[Dataset rows for apps and sites]

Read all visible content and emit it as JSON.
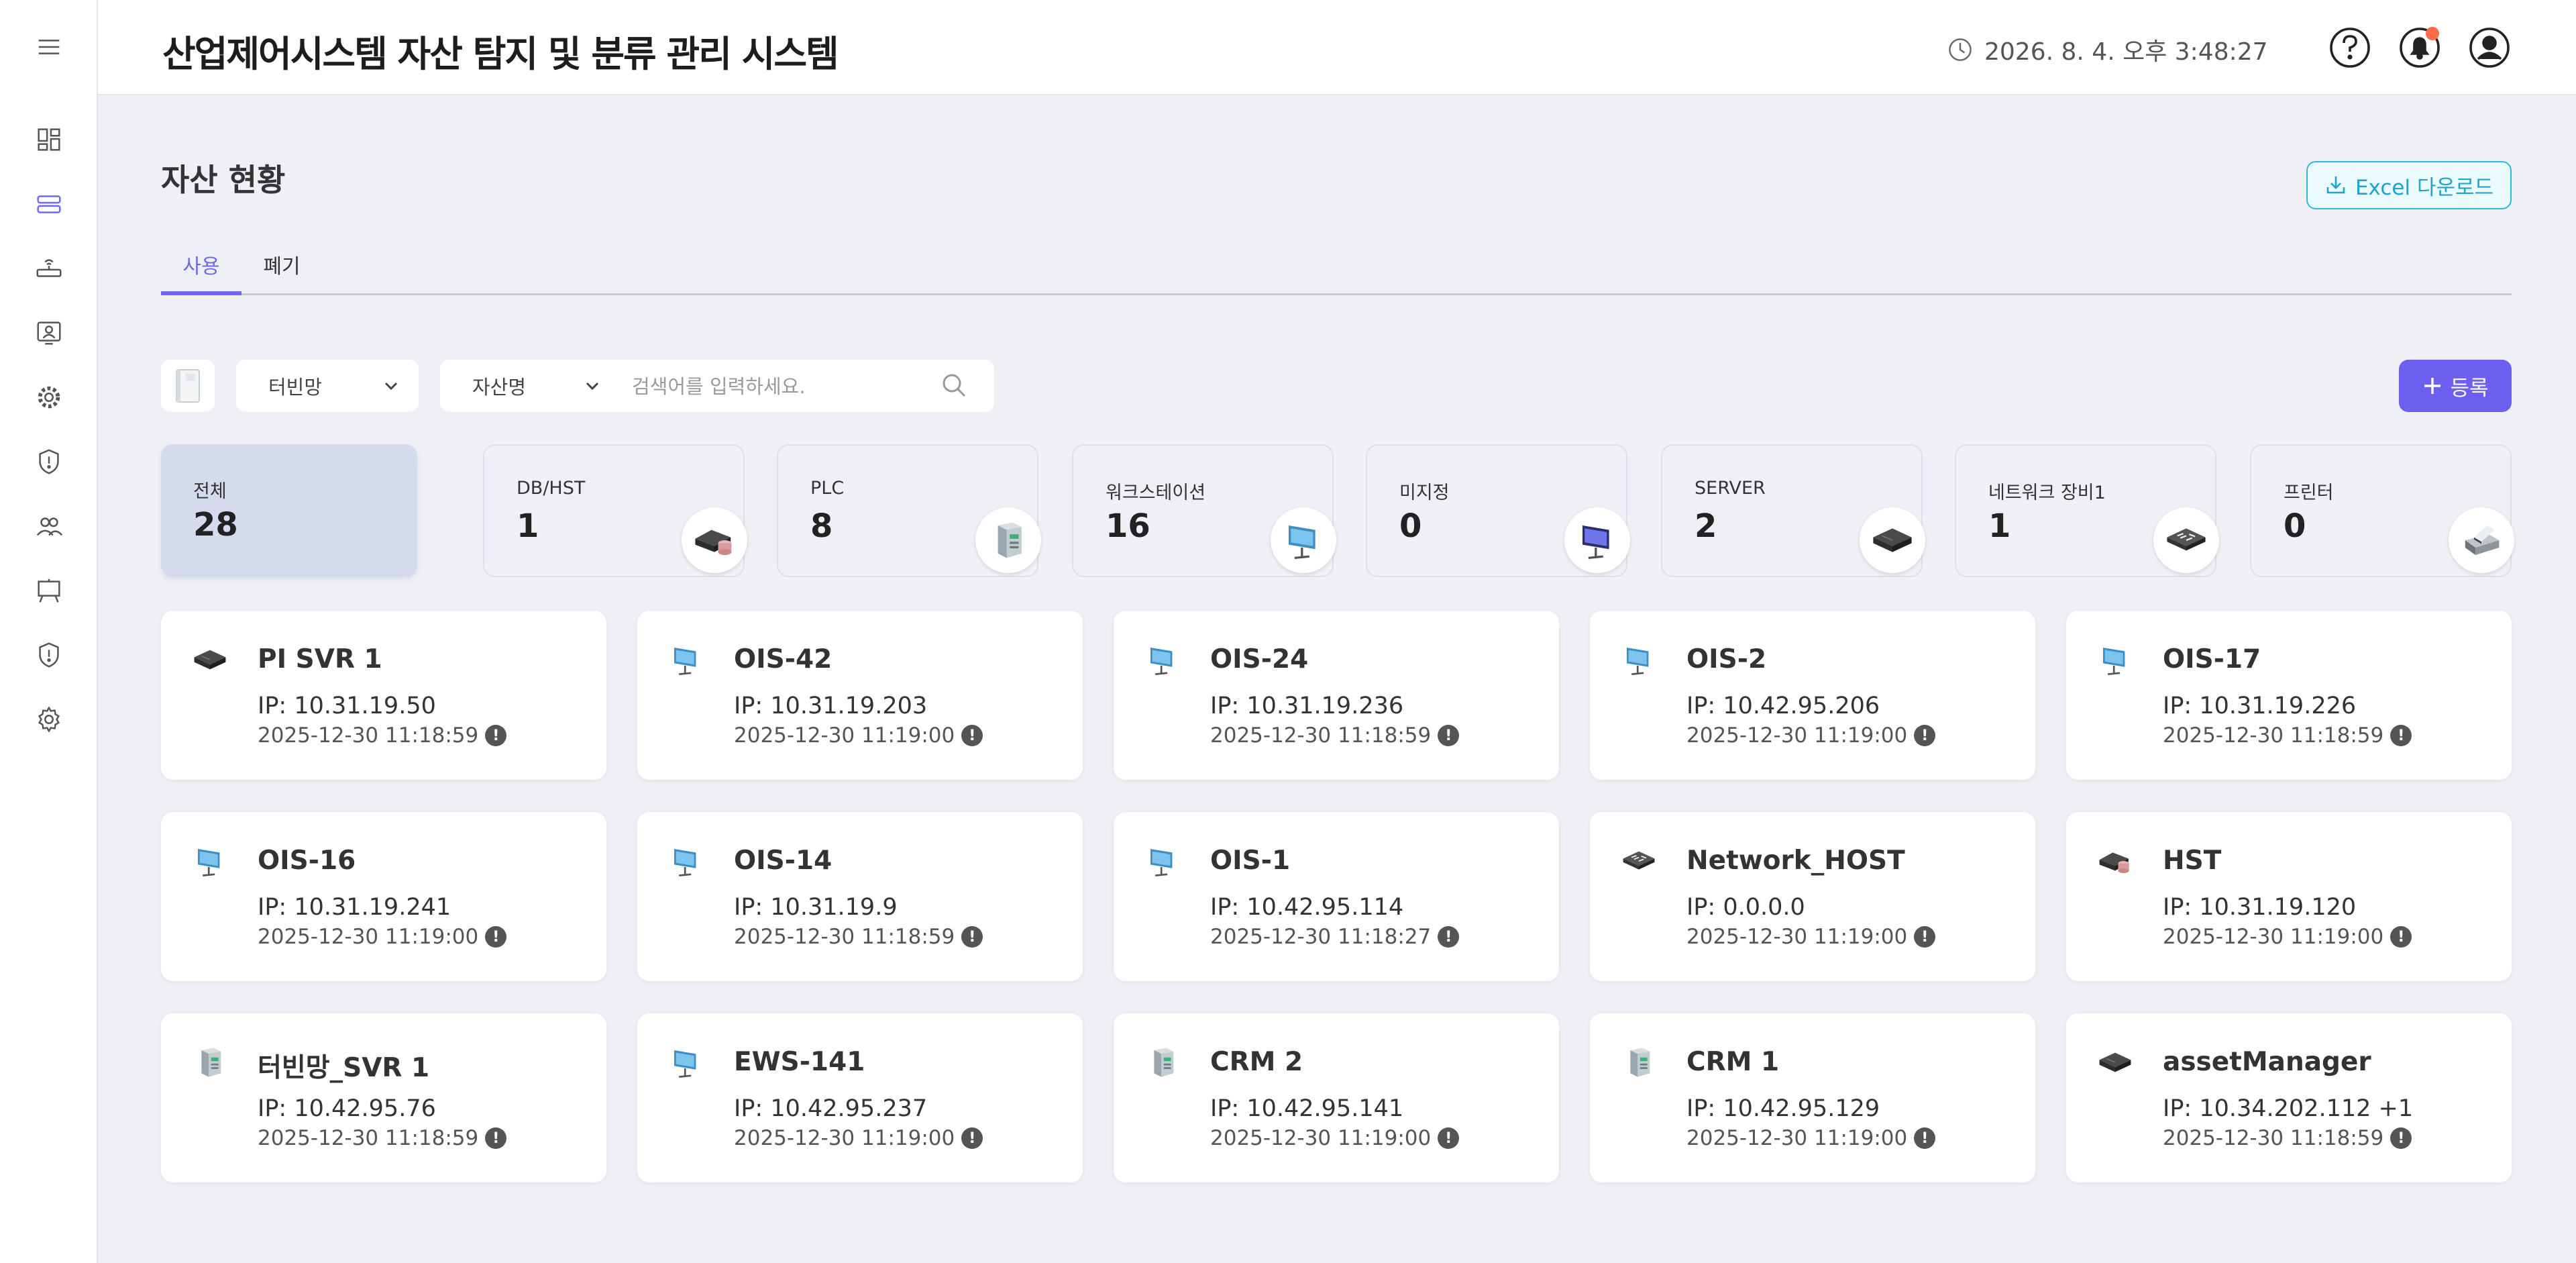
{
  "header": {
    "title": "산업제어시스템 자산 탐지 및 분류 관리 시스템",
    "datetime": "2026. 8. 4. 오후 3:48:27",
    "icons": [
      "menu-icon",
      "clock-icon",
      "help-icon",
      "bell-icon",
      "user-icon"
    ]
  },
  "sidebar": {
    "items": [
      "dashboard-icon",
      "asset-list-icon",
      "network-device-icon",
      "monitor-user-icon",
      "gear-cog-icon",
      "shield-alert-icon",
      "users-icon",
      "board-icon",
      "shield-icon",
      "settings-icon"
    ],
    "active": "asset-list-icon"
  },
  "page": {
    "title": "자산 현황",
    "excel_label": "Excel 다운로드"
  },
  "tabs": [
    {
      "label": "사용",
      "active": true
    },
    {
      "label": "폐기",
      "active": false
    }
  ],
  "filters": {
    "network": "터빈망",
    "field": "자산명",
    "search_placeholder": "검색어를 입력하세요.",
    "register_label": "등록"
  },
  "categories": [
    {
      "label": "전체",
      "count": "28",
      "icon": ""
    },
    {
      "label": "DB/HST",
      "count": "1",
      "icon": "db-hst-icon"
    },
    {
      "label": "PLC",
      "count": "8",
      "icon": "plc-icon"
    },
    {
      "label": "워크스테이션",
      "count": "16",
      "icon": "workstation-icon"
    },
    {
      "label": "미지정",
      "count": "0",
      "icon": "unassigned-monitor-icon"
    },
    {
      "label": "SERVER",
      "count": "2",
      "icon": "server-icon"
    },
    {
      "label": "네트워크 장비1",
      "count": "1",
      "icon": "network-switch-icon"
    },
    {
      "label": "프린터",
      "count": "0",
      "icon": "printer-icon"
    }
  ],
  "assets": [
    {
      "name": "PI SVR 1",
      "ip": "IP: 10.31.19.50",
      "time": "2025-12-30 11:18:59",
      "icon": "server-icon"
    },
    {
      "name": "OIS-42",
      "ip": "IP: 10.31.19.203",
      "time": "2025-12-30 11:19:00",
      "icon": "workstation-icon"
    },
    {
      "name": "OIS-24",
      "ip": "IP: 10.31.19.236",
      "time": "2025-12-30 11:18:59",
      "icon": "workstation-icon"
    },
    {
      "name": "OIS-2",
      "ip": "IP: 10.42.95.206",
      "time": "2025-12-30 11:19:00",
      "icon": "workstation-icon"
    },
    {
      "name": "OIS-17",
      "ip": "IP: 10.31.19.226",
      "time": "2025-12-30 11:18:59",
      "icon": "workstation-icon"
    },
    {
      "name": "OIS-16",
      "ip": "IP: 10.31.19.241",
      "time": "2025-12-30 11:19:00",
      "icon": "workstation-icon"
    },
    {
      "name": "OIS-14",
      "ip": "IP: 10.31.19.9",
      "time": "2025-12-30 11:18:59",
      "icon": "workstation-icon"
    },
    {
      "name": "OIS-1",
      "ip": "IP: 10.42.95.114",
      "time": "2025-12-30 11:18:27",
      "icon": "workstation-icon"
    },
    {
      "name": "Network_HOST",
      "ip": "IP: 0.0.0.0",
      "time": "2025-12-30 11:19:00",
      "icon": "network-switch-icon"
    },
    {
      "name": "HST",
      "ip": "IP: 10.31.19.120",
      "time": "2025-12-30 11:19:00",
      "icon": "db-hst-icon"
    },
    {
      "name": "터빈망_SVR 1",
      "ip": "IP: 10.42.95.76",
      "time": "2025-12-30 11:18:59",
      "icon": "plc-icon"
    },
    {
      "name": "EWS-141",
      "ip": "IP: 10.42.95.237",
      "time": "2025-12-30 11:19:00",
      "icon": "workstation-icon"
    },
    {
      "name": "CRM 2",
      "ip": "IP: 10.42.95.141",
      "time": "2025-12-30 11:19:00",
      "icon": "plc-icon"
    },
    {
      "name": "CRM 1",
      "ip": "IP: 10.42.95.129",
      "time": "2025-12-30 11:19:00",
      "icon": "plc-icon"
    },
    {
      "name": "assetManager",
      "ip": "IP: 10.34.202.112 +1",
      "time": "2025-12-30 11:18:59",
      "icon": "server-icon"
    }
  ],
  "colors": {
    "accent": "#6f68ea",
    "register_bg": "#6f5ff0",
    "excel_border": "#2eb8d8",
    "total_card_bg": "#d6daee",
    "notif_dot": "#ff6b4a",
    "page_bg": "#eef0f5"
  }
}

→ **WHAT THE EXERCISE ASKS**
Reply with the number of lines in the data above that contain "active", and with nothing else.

→ **ANSWER BELOW**
3